These are just a few examples among many others, where energy predicaments of varying proportions have led to governments and politicians being given the proverbial boot. Therefore, if these precedents are anything to go by, the Pakistan People’s Party’s (PPP) quest of returning to power has been dealt a prodigious blow.

Energy shortage in recent years has cost Pakistan around four percent of the GDP. It has also resulted in the closure of many industries, in turn further exacerbating unemployment and aggravating the economic outlook. Furthermore, the shortfall of electricity touched its zenith in June last year, striking 40 percent of the national demand.

Add the fact that the two most promising steps towards overcoming the energy quandary – the inauguration of the Iran-Pakistan (IP) pipeline, and the Petroleum Policy 2012 – came a little too late for them to have any tangible impact, and the PPP-led government’s performance on the energy front looks all the more despondent.

Energy crises almost always have a political and diplomatic side plot, pumping more misery into the issue. Nixon bit the dust owing to his support for Israel in the Arab-Israel conflict of 1973 that resulted in an Opec embargo, which saw gas stations being banned from selling gas even on Sundays to add to the rationing.

For Valery Giscard d’Estaing, the over-exuberant involvement in Mauritania and Central African Republic, as the masses suffered a mammoth energy crisis back home in the mid and late 1970s, was a massive factor in his popularity taking a nosedive in France. In Bulgaria Borisov, who took over the helm owing to the energy crisis in 2009, had to resign in 2013 primarily because of the same reason. And Sofia’s problem with power owed a lot to apprehensions regarding the Bulgaria-Czech Republic relations.

Of course failure to explore their own energy resources has been a factor virtually across the board, most notably in the case of Indira Gandhi. Since the years preceding the Indian energy crisis saw cheap oil easily available in the market, Gandhi never showed any urgency to unearth India’s own oil resources, while the coal mining sector was also neglected. Looking at these examples, it is quite evident that the outgoing government has managed to tick all the wrong boxes.

While the masses queued up in hordes for CNG, endured up to 20 hours a day of power outages and suffered gas loadshedding, the government kept dilly-dallying over gas pipelines and hydropower projects. While security concerns deterred international exploration and production companies, the government waited till its second petroleum policy announcement to adjust the production price. And while the sixth largest reserves in the world at Thar lay in the wait, the government and the stakeholders were busy raking each other over the coals.

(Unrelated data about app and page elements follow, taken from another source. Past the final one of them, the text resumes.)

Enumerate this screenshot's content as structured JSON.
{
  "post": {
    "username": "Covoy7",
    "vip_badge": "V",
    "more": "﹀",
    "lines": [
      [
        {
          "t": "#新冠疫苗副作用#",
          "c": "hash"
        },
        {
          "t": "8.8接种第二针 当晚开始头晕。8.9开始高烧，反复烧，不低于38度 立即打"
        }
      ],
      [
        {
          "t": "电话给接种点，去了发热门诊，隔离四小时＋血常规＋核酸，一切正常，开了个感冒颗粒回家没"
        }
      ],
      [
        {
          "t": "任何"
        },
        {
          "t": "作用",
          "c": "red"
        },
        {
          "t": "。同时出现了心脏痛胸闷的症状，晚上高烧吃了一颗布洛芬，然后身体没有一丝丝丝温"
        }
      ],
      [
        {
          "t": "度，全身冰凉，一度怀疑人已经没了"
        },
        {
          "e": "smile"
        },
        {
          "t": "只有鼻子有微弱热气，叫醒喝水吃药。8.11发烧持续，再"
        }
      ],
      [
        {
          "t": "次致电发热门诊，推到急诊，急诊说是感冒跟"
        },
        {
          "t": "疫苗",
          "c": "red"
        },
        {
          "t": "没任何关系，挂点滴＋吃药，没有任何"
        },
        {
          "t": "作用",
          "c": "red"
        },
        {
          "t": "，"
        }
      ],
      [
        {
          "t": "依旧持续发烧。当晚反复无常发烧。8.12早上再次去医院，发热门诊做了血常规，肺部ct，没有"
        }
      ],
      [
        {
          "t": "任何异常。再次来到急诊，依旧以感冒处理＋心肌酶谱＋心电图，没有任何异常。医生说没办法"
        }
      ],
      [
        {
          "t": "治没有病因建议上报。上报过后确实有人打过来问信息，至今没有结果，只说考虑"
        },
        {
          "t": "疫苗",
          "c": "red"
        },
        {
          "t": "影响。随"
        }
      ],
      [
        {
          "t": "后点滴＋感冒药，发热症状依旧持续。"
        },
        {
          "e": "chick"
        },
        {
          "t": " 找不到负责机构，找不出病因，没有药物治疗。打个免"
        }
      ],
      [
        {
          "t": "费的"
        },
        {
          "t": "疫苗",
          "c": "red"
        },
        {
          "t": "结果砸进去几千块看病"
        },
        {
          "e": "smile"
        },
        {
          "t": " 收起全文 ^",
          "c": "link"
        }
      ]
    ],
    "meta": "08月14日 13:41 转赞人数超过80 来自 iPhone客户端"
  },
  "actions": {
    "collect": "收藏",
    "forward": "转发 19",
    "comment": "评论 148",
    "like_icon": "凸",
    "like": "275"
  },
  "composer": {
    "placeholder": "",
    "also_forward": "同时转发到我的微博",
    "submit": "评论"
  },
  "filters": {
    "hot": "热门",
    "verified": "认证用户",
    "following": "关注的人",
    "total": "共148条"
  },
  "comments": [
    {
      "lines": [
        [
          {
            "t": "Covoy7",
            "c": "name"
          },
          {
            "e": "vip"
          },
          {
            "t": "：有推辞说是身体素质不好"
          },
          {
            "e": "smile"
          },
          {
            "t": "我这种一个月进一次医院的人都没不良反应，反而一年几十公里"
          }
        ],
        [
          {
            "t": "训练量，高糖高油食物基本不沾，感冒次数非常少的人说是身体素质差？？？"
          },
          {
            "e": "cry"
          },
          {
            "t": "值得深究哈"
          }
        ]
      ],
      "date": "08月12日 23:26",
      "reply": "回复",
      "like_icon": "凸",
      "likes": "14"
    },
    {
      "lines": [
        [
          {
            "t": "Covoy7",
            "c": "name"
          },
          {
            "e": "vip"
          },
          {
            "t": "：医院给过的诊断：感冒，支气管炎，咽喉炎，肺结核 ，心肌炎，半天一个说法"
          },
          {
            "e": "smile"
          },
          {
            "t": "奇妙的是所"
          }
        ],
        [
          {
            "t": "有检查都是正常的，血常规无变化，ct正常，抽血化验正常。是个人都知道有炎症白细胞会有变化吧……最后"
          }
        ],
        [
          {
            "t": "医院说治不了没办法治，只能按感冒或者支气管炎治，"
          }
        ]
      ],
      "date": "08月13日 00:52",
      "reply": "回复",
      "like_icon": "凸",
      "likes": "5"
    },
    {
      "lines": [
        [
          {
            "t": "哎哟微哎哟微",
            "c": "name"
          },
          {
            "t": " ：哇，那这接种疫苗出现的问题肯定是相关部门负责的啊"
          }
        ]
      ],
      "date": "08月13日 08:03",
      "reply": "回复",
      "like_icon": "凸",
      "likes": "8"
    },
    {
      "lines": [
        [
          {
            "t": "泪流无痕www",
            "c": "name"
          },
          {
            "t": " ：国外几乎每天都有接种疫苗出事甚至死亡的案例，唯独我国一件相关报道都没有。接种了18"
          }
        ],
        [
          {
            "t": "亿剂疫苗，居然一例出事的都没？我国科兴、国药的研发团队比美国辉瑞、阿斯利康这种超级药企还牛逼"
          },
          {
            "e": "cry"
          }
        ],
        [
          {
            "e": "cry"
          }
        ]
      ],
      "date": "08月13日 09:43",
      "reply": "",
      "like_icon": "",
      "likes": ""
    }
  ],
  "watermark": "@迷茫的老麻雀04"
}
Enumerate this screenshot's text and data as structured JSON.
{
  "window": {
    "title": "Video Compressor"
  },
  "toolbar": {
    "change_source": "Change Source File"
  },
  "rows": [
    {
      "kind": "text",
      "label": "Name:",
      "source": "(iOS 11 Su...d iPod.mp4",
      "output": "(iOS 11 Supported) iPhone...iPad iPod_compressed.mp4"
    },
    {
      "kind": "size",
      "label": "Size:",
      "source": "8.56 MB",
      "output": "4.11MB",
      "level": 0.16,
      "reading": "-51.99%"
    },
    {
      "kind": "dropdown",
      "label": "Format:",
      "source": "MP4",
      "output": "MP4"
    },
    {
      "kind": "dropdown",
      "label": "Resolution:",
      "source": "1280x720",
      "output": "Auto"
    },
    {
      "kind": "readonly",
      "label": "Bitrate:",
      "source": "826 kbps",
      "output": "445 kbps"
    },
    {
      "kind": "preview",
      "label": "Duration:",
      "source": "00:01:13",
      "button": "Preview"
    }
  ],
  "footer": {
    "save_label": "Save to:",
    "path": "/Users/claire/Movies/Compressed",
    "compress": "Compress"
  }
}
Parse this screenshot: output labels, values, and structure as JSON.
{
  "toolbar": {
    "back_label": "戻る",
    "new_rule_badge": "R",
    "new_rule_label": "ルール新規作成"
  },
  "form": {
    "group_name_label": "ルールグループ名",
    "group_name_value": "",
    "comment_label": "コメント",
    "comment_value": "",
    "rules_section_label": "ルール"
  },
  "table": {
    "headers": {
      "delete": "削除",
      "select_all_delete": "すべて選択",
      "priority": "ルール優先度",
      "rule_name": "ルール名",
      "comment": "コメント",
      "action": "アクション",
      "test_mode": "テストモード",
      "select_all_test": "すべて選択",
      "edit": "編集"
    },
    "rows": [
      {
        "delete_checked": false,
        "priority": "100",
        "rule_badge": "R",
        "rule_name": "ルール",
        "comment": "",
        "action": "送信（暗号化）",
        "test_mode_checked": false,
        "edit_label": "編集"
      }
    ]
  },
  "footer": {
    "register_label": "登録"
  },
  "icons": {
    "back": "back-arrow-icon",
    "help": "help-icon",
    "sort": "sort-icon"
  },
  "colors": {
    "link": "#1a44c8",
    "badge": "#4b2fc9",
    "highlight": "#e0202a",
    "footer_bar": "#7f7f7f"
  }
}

The average citizen might not be familiar with party manifestos, fiscal numbers or the nation’s foreign relations, but they are the first one to feel the heat of extended power outages, infinite queues and hefty gas and electricity bills. And so it should come as no big surprise if many of them decide to go the polls to vent their frustration.

The writer is a Lahore-based journalist. Email: khulduneshahid@gmail.com; Twitter: @khuldune

Khuldune Shahid, "Polls and power," The News. 2013-04-24.
Keywords: Petroleum policy-2012 , Government-Pakistan , International relations , International issues , Electricity crisis , National issues , Unemployment , Elections , Gas , Jimmy Carter , David Cameron , Indira Gandhi , Francois Mitterrand , Richard Nixon , Pakistan , United States , Africa , Iran , PPP , GDP , CNG , GERB